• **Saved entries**
^^^^
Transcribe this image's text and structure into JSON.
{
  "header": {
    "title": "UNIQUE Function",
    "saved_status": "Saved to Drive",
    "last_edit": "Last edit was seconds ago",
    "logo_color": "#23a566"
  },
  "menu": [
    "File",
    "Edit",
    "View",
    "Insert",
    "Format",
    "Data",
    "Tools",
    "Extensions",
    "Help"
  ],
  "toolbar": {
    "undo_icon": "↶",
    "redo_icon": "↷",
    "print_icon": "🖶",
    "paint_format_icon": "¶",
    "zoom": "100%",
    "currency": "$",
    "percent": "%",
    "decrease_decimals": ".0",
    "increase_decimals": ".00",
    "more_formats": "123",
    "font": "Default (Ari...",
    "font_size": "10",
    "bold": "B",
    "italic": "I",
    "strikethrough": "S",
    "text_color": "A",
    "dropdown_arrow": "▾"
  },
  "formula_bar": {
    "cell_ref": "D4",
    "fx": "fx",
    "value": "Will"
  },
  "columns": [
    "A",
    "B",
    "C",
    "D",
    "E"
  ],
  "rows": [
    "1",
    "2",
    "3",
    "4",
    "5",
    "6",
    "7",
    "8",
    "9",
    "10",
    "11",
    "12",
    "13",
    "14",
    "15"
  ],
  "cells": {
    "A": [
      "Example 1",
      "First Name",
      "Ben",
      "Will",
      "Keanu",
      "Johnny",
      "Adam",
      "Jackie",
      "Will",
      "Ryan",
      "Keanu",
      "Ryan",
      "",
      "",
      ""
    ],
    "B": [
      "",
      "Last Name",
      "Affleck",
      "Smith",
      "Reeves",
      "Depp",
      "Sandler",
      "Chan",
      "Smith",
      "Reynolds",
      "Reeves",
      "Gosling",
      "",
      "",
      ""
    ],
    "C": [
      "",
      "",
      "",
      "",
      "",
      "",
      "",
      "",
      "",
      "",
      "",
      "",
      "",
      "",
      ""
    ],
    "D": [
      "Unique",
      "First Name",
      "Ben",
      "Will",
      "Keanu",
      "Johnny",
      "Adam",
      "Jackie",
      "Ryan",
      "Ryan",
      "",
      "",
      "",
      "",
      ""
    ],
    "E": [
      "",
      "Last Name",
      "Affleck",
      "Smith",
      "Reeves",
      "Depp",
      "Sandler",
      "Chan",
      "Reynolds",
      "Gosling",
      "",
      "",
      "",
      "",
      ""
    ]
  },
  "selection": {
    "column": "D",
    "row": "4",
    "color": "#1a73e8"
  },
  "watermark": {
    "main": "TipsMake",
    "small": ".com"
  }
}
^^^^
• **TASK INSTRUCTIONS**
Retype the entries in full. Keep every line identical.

• **ANSWER**
Transcribe this image's text and structure into JSON.
{
  "header": {
    "title": "UNIQUE Function",
    "saved_status": "Saved to Drive",
    "last_edit": "Last edit was seconds ago",
    "logo_color": "#23a566"
  },
  "menu": [
    "File",
    "Edit",
    "View",
    "Insert",
    "Format",
    "Data",
    "Tools",
    "Extensions",
    "Help"
  ],
  "toolbar": {
    "undo_icon": "↶",
    "redo_icon": "↷",
    "print_icon": "🖶",
    "paint_format_icon": "¶",
    "zoom": "100%",
    "currency": "$",
    "percent": "%",
    "decrease_decimals": ".0",
    "increase_decimals": ".00",
    "more_formats": "123",
    "font": "Default (Ari...",
    "font_size": "10",
    "bold": "B",
    "italic": "I",
    "strikethrough": "S",
    "text_color": "A",
    "dropdown_arrow": "▾"
  },
  "formula_bar": {
    "cell_ref": "D4",
    "fx": "fx",
    "value": "Will"
  },
  "columns": [
    "A",
    "B",
    "C",
    "D",
    "E"
  ],
  "rows": [
    "1",
    "2",
    "3",
    "4",
    "5",
    "6",
    "7",
    "8",
    "9",
    "10",
    "11",
    "12",
    "13",
    "14",
    "15"
  ],
  "cells": {
    "A": [
      "Example 1",
      "First Name",
      "Ben",
      "Will",
      "Keanu",
      "Johnny",
      "Adam",
      "Jackie",
      "Will",
      "Ryan",
      "Keanu",
      "Ryan",
      "",
      "",
      ""
    ],
    "B": [
      "",
      "Last Name",
      "Affleck",
      "Smith",
      "Reeves",
      "Depp",
      "Sandler",
      "Chan",
      "Smith",
      "Reynolds",
      "Reeves",
      "Gosling",
      "",
      "",
      ""
    ],
    "C": [
      "",
      "",
      "",
      "",
      "",
      "",
      "",
      "",
      "",
      "",
      "",
      "",
      "",
      "",
      ""
    ],
    "D": [
      "Unique",
      "First Name",
      "Ben",
      "Will",
      "Keanu",
      "Johnny",
      "Adam",
      "Jackie",
      "Ryan",
      "Ryan",
      "",
      "",
      "",
      "",
      ""
    ],
    "E": [
      "",
      "Last Name",
      "Affleck",
      "Smith",
      "Reeves",
      "Depp",
      "Sandler",
      "Chan",
      "Reynolds",
      "Gosling",
      "",
      "",
      "",
      "",
      ""
    ]
  },
  "selection": {
    "column": "D",
    "row": "4",
    "color": "#1a73e8"
  },
  "watermark": {
    "main": "TipsMake",
    "small": ".com"
  }
}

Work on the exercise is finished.